Copy to Clipboard

New messages should appear in the applicaton, and the incoming data should show a "temperature_1": 00.0 in the processed payload. This then appears as a value:key pair in any JSON messages that are passed on to other services.

External Data

While there is a specific workshop during The Things Conference UK 2018 on this topic, there are some services that connect very easily to The Things Network, especially for dashboards. While the conference workshop with Dave Mee focusses on Node-Red, the myDevices Cayenne service (of CayenneLPP fame) is an easy first step, if ultimately less flexible.

Creating a myDevices Cayenne dashboard:

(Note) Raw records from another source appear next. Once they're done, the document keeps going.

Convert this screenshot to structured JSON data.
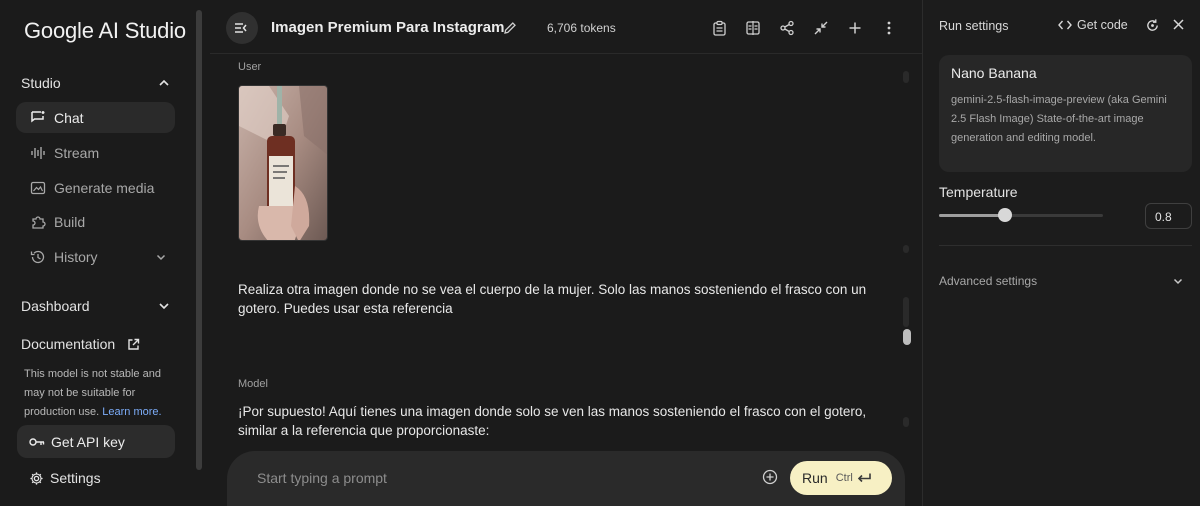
{
  "sidebar": {
    "logo": "Google AI Studio",
    "studio_label": "Studio",
    "items": [
      {
        "label": "Chat",
        "icon": "chat-icon"
      },
      {
        "label": "Stream",
        "icon": "stream-icon"
      },
      {
        "label": "Generate media",
        "icon": "media-icon"
      },
      {
        "label": "Build",
        "icon": "build-icon"
      },
      {
        "label": "History",
        "icon": "history-icon"
      }
    ],
    "dashboard_label": "Dashboard",
    "documentation_label": "Documentation",
    "notice_text": "This model is not stable and may not be suitable for production use.",
    "learn_more": "Learn more.",
    "api_key_label": "Get API key",
    "settings_label": "Settings"
  },
  "topbar": {
    "title": "Imagen Premium Para Instagram",
    "tokens": "6,706 tokens"
  },
  "chat": {
    "user_role": "User",
    "user_message": "Realiza otra imagen donde no se vea el cuerpo de la mujer. Solo las manos sosteniendo el frasco con un gotero. Puedes usar esta referencia",
    "model_role": "Model",
    "model_message": "¡Por supuesto! Aquí tienes una imagen donde solo se ven las manos sosteniendo el frasco con el gotero, similar a la referencia que proporcionaste:"
  },
  "prompt": {
    "placeholder": "Start typing a prompt",
    "run_label": "Run",
    "shortcut": "Ctrl"
  },
  "run_settings": {
    "title": "Run settings",
    "get_code": "Get code",
    "model_name": "Nano Banana",
    "model_description": "gemini-2.5-flash-image-preview (aka Gemini 2.5 Flash Image) State-of-the-art image generation and editing model.",
    "temperature_label": "Temperature",
    "temperature_value": "0.8",
    "temperature_max": 2,
    "advanced_label": "Advanced settings"
  },
  "colors": {
    "accent_run": "#f7f0c4",
    "link": "#7cacf8",
    "background": "#1b1b1b"
  }
}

  • Ensure the ‘Payload Format’ in the TTN application is set to ‘CayenneLPP’,
  • create an account at myDevices Cayenne
  • Add newDevices & WigetsLoRa (beta)The Things NetworkCayenne LPP
  • Enter the Device EUI from the TTN console,
  • Back on the TTN console for the application → Applications+ add integration → choose Cayenne,
    • Enter a Process ID of your choice (anything),
    • Select an Access Key (one of the allowed MQTT passwords on the application to pass to Cayenne)
  • new data from this device will automatically propogate to myDevices Cayenne, so entries for temperature, RSSI and SNR for this device will appear when it next sends.